── MATERIAL FOR THE TASK
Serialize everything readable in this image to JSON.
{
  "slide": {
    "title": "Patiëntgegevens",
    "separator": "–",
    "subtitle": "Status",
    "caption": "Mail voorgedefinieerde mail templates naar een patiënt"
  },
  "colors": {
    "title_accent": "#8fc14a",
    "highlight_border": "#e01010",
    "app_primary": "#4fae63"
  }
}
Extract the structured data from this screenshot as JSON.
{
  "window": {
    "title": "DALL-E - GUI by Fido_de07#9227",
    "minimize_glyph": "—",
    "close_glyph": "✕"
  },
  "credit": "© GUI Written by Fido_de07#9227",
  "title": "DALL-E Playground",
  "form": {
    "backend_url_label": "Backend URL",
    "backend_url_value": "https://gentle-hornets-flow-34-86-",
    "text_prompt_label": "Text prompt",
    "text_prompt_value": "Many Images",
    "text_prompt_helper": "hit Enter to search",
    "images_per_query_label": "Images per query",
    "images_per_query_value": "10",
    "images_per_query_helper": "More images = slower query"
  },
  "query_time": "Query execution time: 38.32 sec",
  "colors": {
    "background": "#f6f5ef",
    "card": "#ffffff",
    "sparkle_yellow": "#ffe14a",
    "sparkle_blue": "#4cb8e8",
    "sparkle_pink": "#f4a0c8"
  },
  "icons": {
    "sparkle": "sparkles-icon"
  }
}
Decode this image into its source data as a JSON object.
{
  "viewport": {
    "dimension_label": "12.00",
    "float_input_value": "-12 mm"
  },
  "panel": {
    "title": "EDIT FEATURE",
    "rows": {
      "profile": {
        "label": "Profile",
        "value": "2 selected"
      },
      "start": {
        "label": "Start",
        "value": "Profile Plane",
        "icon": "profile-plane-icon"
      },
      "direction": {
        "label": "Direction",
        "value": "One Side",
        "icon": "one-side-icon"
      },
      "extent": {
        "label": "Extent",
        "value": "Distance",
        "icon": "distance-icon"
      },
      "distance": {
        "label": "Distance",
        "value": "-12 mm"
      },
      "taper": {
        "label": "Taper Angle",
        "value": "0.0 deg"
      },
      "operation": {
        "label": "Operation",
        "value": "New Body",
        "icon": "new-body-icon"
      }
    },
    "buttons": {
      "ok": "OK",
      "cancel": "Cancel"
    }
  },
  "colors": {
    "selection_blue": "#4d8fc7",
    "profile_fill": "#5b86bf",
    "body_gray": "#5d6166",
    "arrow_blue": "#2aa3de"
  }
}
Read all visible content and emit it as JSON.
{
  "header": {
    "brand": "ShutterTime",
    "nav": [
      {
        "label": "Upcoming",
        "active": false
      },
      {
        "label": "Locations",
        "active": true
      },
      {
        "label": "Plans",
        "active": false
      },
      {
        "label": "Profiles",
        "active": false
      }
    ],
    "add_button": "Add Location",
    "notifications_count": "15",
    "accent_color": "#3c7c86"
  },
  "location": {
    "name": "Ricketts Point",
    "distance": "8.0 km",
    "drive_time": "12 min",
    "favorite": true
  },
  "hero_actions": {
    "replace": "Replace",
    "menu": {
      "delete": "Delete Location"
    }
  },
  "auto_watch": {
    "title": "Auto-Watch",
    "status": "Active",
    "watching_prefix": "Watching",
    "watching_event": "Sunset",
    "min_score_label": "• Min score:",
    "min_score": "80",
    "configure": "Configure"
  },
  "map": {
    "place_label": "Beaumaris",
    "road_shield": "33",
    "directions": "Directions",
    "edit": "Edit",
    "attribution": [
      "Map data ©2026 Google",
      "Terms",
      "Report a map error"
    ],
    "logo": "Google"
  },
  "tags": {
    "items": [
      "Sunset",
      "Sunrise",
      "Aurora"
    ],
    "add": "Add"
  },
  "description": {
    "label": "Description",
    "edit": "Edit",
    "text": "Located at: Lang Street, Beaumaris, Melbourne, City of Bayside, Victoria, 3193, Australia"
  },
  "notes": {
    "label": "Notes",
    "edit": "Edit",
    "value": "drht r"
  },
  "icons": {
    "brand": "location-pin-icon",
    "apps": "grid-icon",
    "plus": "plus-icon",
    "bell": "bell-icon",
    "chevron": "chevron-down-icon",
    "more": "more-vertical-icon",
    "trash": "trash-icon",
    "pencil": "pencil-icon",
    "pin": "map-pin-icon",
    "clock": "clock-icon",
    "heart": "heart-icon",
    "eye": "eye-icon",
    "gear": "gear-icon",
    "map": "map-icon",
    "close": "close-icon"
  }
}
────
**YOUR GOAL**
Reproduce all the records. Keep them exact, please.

**TASK RESULT**
Serialize everything readable in this image to JSON.
{
  "slide": {
    "title": "Patiëntgegevens",
    "separator": "–",
    "subtitle": "Status",
    "caption": "Mail voorgedefinieerde mail templates naar een patiënt"
  },
  "colors": {
    "title_accent": "#8fc14a",
    "highlight_border": "#e01010",
    "app_primary": "#4fae63"
  }
}
Extract the structured data from this screenshot as JSON.
{
  "window": {
    "title": "DALL-E - GUI by Fido_de07#9227",
    "minimize_glyph": "—",
    "close_glyph": "✕"
  },
  "credit": "© GUI Written by Fido_de07#9227",
  "title": "DALL-E Playground",
  "form": {
    "backend_url_label": "Backend URL",
    "backend_url_value": "https://gentle-hornets-flow-34-86-",
    "text_prompt_label": "Text prompt",
    "text_prompt_value": "Many Images",
    "text_prompt_helper": "hit Enter to search",
    "images_per_query_label": "Images per query",
    "images_per_query_value": "10",
    "images_per_query_helper": "More images = slower query"
  },
  "query_time": "Query execution time: 38.32 sec",
  "colors": {
    "background": "#f6f5ef",
    "card": "#ffffff",
    "sparkle_yellow": "#ffe14a",
    "sparkle_blue": "#4cb8e8",
    "sparkle_pink": "#f4a0c8"
  },
  "icons": {
    "sparkle": "sparkles-icon"
  }
}
Decode this image into its source data as a JSON object.
{
  "viewport": {
    "dimension_label": "12.00",
    "float_input_value": "-12 mm"
  },
  "panel": {
    "title": "EDIT FEATURE",
    "rows": {
      "profile": {
        "label": "Profile",
        "value": "2 selected"
      },
      "start": {
        "label": "Start",
        "value": "Profile Plane",
        "icon": "profile-plane-icon"
      },
      "direction": {
        "label": "Direction",
        "value": "One Side",
        "icon": "one-side-icon"
      },
      "extent": {
        "label": "Extent",
        "value": "Distance",
        "icon": "distance-icon"
      },
      "distance": {
        "label": "Distance",
        "value": "-12 mm"
      },
      "taper": {
        "label": "Taper Angle",
        "value": "0.0 deg"
      },
      "operation": {
        "label": "Operation",
        "value": "New Body",
        "icon": "new-body-icon"
      }
    },
    "buttons": {
      "ok": "OK",
      "cancel": "Cancel"
    }
  },
  "colors": {
    "selection_blue": "#4d8fc7",
    "profile_fill": "#5b86bf",
    "body_gray": "#5d6166",
    "arrow_blue": "#2aa3de"
  }
}
Read all visible content and emit it as JSON.
{
  "header": {
    "brand": "ShutterTime",
    "nav": [
      {
        "label": "Upcoming",
        "active": false
      },
      {
        "label": "Locations",
        "active": true
      },
      {
        "label": "Plans",
        "active": false
      },
      {
        "label": "Profiles",
        "active": false
      }
    ],
    "add_button": "Add Location",
    "notifications_count": "15",
    "accent_color": "#3c7c86"
  },
  "location": {
    "name": "Ricketts Point",
    "distance": "8.0 km",
    "drive_time": "12 min",
    "favorite": true
  },
  "hero_actions": {
    "replace": "Replace",
    "menu": {
      "delete": "Delete Location"
    }
  },
  "auto_watch": {
    "title": "Auto-Watch",
    "status": "Active",
    "watching_prefix": "Watching",
    "watching_event": "Sunset",
    "min_score_label": "• Min score:",
    "min_score": "80",
    "configure": "Configure"
  },
  "map": {
    "place_label": "Beaumaris",
    "road_shield": "33",
    "directions": "Directions",
    "edit": "Edit",
    "attribution": [
      "Map data ©2026 Google",
      "Terms",
      "Report a map error"
    ],
    "logo": "Google"
  },
  "tags": {
    "items": [
      "Sunset",
      "Sunrise",
      "Aurora"
    ],
    "add": "Add"
  },
  "description": {
    "label": "Description",
    "edit": "Edit",
    "text": "Located at: Lang Street, Beaumaris, Melbourne, City of Bayside, Victoria, 3193, Australia"
  },
  "notes": {
    "label": "Notes",
    "edit": "Edit",
    "value": "drht r"
  },
  "icons": {
    "brand": "location-pin-icon",
    "apps": "grid-icon",
    "plus": "plus-icon",
    "bell": "bell-icon",
    "chevron": "chevron-down-icon",
    "more": "more-vertical-icon",
    "trash": "trash-icon",
    "pencil": "pencil-icon",
    "pin": "map-pin-icon",
    "clock": "clock-icon",
    "heart": "heart-icon",
    "eye": "eye-icon",
    "gear": "gear-icon",
    "map": "map-icon",
    "close": "close-icon"
  }
}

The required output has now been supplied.